History of Thought and Methodology in Pluralist Economics Education
The purpose of the paper is to develop the argument that history of thought and methodology should form part of the content of pluralist teaching in economics, where the aim of this teaching is to equip students to exercise their own judgement as economists.

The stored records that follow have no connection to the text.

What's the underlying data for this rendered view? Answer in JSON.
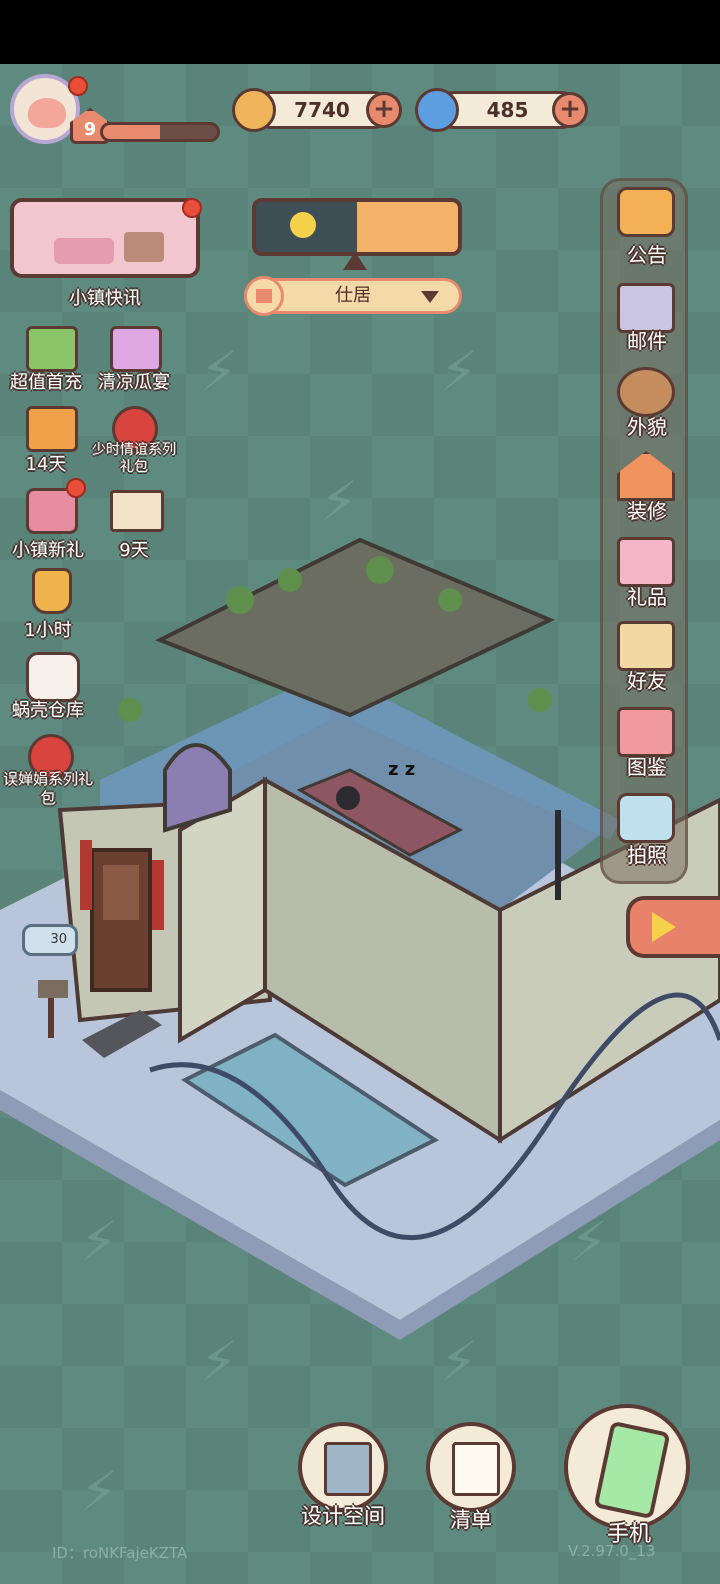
{
  "player": {
    "level": "9",
    "exp_fraction": 0.5
  },
  "currency": {
    "coins": "7740",
    "gems": "485"
  },
  "news": {
    "label": "小镇快讯"
  },
  "room": {
    "name": "仕居"
  },
  "left_events": [
    {
      "label": "超值首充"
    },
    {
      "label": "清凉瓜宴"
    },
    {
      "label": "14天"
    },
    {
      "label": "少时情谊系列礼包"
    },
    {
      "label": "小镇新礼"
    },
    {
      "label": "9天"
    },
    {
      "label": "1小时"
    },
    {
      "label": "蜗壳仓库"
    },
    {
      "label": "误婵娟系列礼包"
    }
  ],
  "right_menu": [
    {
      "label": "公告"
    },
    {
      "label": "邮件"
    },
    {
      "label": "外貌"
    },
    {
      "label": "装修"
    },
    {
      "label": "礼品"
    },
    {
      "label": "好友"
    },
    {
      "label": "图鉴"
    },
    {
      "label": "拍照"
    }
  ],
  "mailbox": {
    "count": "30"
  },
  "bottom": {
    "design": "设计空间",
    "list": "清单",
    "phone": "手机"
  },
  "footer": {
    "id": "ID：roNKFajeKZTA",
    "version": "V.2.97.0_13"
  },
  "colors": {
    "outline": "#5b3a34",
    "accent": "#e88a6d",
    "red_dot": "#e84f3a"
  }
}
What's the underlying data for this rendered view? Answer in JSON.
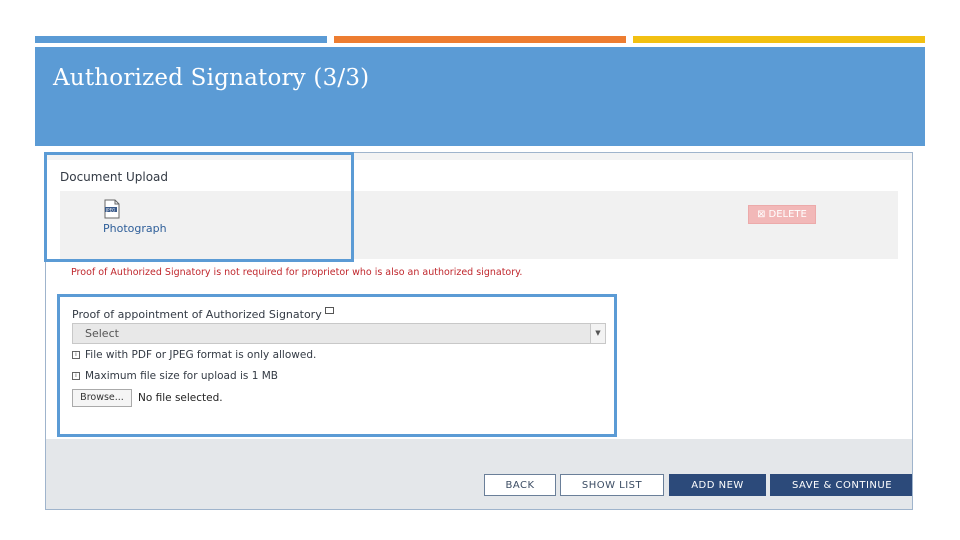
{
  "slide": {
    "title": "Authorized Signatory (3/3)",
    "accent_colors": [
      "#5b9bd5",
      "#ed7d31",
      "#f2c012"
    ]
  },
  "document_upload": {
    "heading": "Document Upload",
    "file_icon_label": "JPEG",
    "photo_link": "Photograph",
    "delete_label": "DELETE"
  },
  "notice": "Proof of Authorized Signatory is not required for proprietor who is also an authorized signatory.",
  "proof": {
    "label": "Proof of appointment of Authorized Signatory",
    "select_value": "Select",
    "format_note": "File with PDF or JPEG format is only allowed.",
    "size_note": "Maximum file size for upload is 1 MB",
    "browse_label": "Browse...",
    "file_status": "No file selected."
  },
  "actions": {
    "back": "BACK",
    "show_list": "SHOW LIST",
    "add_new": "ADD NEW",
    "save_continue": "SAVE & CONTINUE"
  },
  "colors": {
    "primary": "#2c4a7a",
    "highlight": "#5b9bd5",
    "error": "#c0272d"
  }
}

Discussion of the nature and scope of economics, with examples from history, helps students understand what is involved in considering a range of approaches and methods (rather than uncritically accepting one general approach, but without resorting to 'anything goes'). A way of teaching about the current crisis is used as an exemplar.
Volume (Year): 8 (2009)

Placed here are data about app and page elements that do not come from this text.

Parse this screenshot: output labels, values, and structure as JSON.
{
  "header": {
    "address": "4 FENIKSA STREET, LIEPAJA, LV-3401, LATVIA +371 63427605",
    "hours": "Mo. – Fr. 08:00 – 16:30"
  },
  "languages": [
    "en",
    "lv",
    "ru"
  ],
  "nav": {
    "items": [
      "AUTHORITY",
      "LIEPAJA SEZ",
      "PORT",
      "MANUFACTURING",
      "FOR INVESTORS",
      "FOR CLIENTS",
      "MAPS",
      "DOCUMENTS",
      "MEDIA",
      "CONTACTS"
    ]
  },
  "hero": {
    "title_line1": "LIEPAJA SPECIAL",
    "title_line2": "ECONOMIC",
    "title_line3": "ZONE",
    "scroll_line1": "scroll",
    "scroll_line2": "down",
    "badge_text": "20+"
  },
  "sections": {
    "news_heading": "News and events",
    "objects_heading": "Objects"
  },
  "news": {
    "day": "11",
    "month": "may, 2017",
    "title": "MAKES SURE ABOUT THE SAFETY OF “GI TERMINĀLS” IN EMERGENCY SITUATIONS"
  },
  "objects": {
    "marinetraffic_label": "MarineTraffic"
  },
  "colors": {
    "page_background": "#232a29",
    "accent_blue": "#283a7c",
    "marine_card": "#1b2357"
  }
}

Issue (Month): 2 ()
|Contact details of provider:|| Postal: University of Bristol, BS8 1HH, United Kingdom|
Fax: +44(0)117 331 4396
Web page: http://www.economicsnetwork.ac.uk/iree

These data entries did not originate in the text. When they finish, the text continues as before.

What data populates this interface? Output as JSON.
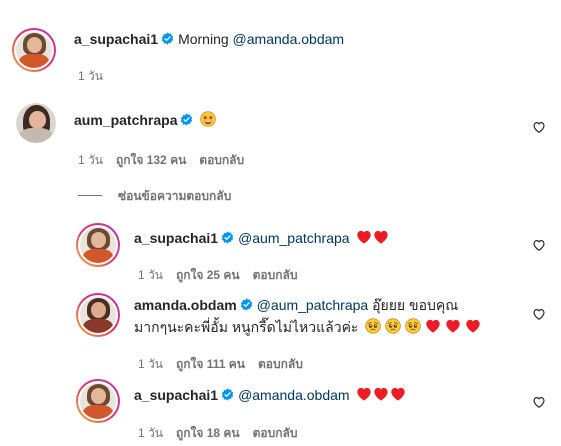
{
  "comments": [
    {
      "username": "a_supachai1",
      "text": "Morning",
      "mention": "@amanda.obdam",
      "time": "1 วัน"
    },
    {
      "username": "aum_patchrapa",
      "emoji": "star-struck",
      "time": "1 วัน",
      "likes": "ถูกใจ 132 คน",
      "reply": "ตอบกลับ"
    }
  ],
  "hide_replies_label": "ซ่อนข้อความตอบกลับ",
  "replies": [
    {
      "username": "a_supachai1",
      "mention": "@aum_patchrapa",
      "emojis": [
        "red-heart",
        "red-heart"
      ],
      "time": "1 วัน",
      "likes": "ถูกใจ 25 คน",
      "reply": "ตอบกลับ"
    },
    {
      "username": "amanda.obdam",
      "mention": "@aum_patchrapa",
      "text_line1": "อุ๊ยยย ขอบคุณ",
      "text_line2": "มากๆนะคะพี่อั้ม หนูกรี๊ดไม่ไหวแล้วค่ะ",
      "emojis": [
        "pleading-face",
        "pleading-face",
        "pleading-face",
        "red-heart",
        "red-heart",
        "red-heart"
      ],
      "time": "1 วัน",
      "likes": "ถูกใจ 111 คน",
      "reply": "ตอบกลับ"
    },
    {
      "username": "a_supachai1",
      "mention": "@amanda.obdam",
      "emojis": [
        "red-heart",
        "red-heart",
        "red-heart"
      ],
      "time": "1 วัน",
      "likes": "ถูกใจ 18 คน",
      "reply": "ตอบกลับ"
    }
  ],
  "colors": {
    "text": "#262626",
    "meta": "#737373",
    "mention": "#00376b",
    "verified": "#0095f6",
    "heart": "#ed1c24"
  }
}
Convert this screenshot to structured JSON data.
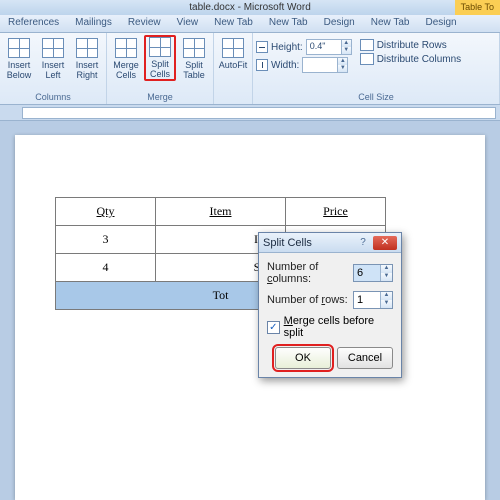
{
  "window": {
    "title": "table.docx - Microsoft Word",
    "tool_tab": "Table To"
  },
  "tabs": [
    "References",
    "Mailings",
    "Review",
    "View",
    "New Tab",
    "New Tab",
    "Design",
    "New Tab",
    "Design"
  ],
  "ribbon": {
    "rows_cols": {
      "insert_below": "Insert Below",
      "insert_left": "Insert Left",
      "insert_right": "Insert Right",
      "group": "Columns"
    },
    "merge": {
      "merge_cells": "Merge Cells",
      "split_cells": "Split Cells",
      "split_table": "Split Table",
      "group": "Merge"
    },
    "autofit": "AutoFit",
    "cellsize": {
      "height_label": "Height:",
      "height_val": "0.4\"",
      "width_label": "Width:",
      "width_val": "",
      "dist_rows": "Distribute Rows",
      "dist_cols": "Distribute Columns",
      "group": "Cell Size"
    }
  },
  "table": {
    "headers": [
      "Qty",
      "Item",
      "Price"
    ],
    "rows": [
      {
        "qty": "3",
        "item": "Ice cr"
      },
      {
        "qty": "4",
        "item": "Sham"
      }
    ],
    "total_label": "Tot"
  },
  "dialog": {
    "title": "Split Cells",
    "cols_label_pre": "Number of ",
    "cols_label_u": "c",
    "cols_label_post": "olumns:",
    "rows_label_pre": "Number of ",
    "rows_label_u": "r",
    "rows_label_post": "ows:",
    "cols_val": "6",
    "rows_val": "1",
    "merge_label_u": "M",
    "merge_label_post": "erge cells before split",
    "ok": "OK",
    "cancel": "Cancel"
  }
}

|Order Information:|| Email: |
References listed on IDEAS
Please report citation or reference errors to , or , if you are the registered author of the cited work, log in to your RePEc Author Service profile, click on "citations" and make appropriate adjustments.:
- Jason Furman & Joseph E. Stiglitz, 1998. "Economic Crises: Evidence and Insights from East Asia," Brookings Papers on Economic Activity, Economic Studies Program, The Brookings Institution, vol. 29(2), pages 1-136.
- L. Randall Wray & Eric Tymoigne, 2008. "Macroeconomics Meets Hyman P. Minsky: The Financial Theory of Investment," Economics Working Paper Archive wp_543, Levy Economics Institute.
- Jan Kregel, 2008. "Minsky’s Cushions of Safety: Systemic Risk and the Crisis in the U.S. Subprime Mortgage Market," Economics Public Policy Brief Archive ppb_93, Levy Economics Institute.
- Colander, David, 2003.
"The Aging of an Economist,"
Journal of the History of Economic Thought,
Cambridge University Press, vol. 25(02), pages 157-176, June.
- Victoria Chick & Sheila Dow, 2005. "The meaning of open systems," Journal of Economic Methodology, Taylor & Francis Journals, vol. 12(3), pages 363-381.
- Miguel A. Duran, 2007.
"Mathematical Needs and Economic Interpretations,"
Contributions to Political Economy,
Oxford University Press, vol. 26(1), pages 1-16.
- Backhouse, Roger E., 2001. "How and Why should We Write the History of Twentieth-Century Economics?," Journal of the History of Economic Thought, Cambridge University Press, vol. 23(02), pages 243-251, June.
- Philip Arestis, 2002. "Financial crisis in Southeast Asia: dispelling illusion the Minskyan way," Cambridge Journal of Economics, Oxford University Press, vol. 26(2), pages 237-260, March.
- McCloskey, Donald N, 1983. "The Rhetoric of Economics," Journal of Economic Literature, American Economic Association, vol. 21(2), pages 481-517, June.
- Hahn, Frank H, 1973. "The Winter of our Discontent," Economica, London School of Economics and Political Science, vol. 40(159), pages 322-330, August.
- Backhouse, Roger E, 1998. "If Mathematics Is Informal, Then Perhaps We Should Accept That Economics Must Be Informal Too," Economic Journal, Royal Economic Society, vol. 108(451), pages 1848-1858, November.
- Victoria Chick, 2008. "Could the Crisis at Northern Rock have been Predicted?: An Evolutionary Approach-super- 1," Contributions to Political Economy, Oxford University Press, vol. 27(1), pages 115-124.
- Krugman, Paul, 1998. "Two Cheers for Formalism," Economic Journal, Royal Economic Society, vol. 108(451), pages 1829-1836, November.
- Lucas, Robert E, Jr, 1980. "Methods and Problems in Business Cycle Theory," Journal of Money, Credit and Banking, Blackwell Publishing, vol. 12(4), pages 696-715, November.
When requesting a correction, please mention this item's handle: RePEc:che:ireepp:v:8:y:2009:i:2:p:41-57. See general information about how to correct material in RePEc.
For technical questions regarding this item, or to correct its authors, title, abstract, bibliographic or download information, contact: (Martin Poulter)
If you have authored this item and are not yet registered with RePEc, we encourage you to do it here. This allows to link your profile to this item. It also allows you to accept potential citations to this item that we are uncertain about.
If references are entirely missing, you can add them using this form.
If the full references list an item that is present in RePEc, but the system did not link to it, you can help with this form.
If you know of missing items citing this one, you can help us creating those links by adding the relevant references in the same way as above, for each refering item. If you are a registered author of this item, you may also want to check the "citations" tab in your profile, as there may be some citations waiting for confirmation.
Please note that corrections may take a couple of weeks to filter through the various RePEc services.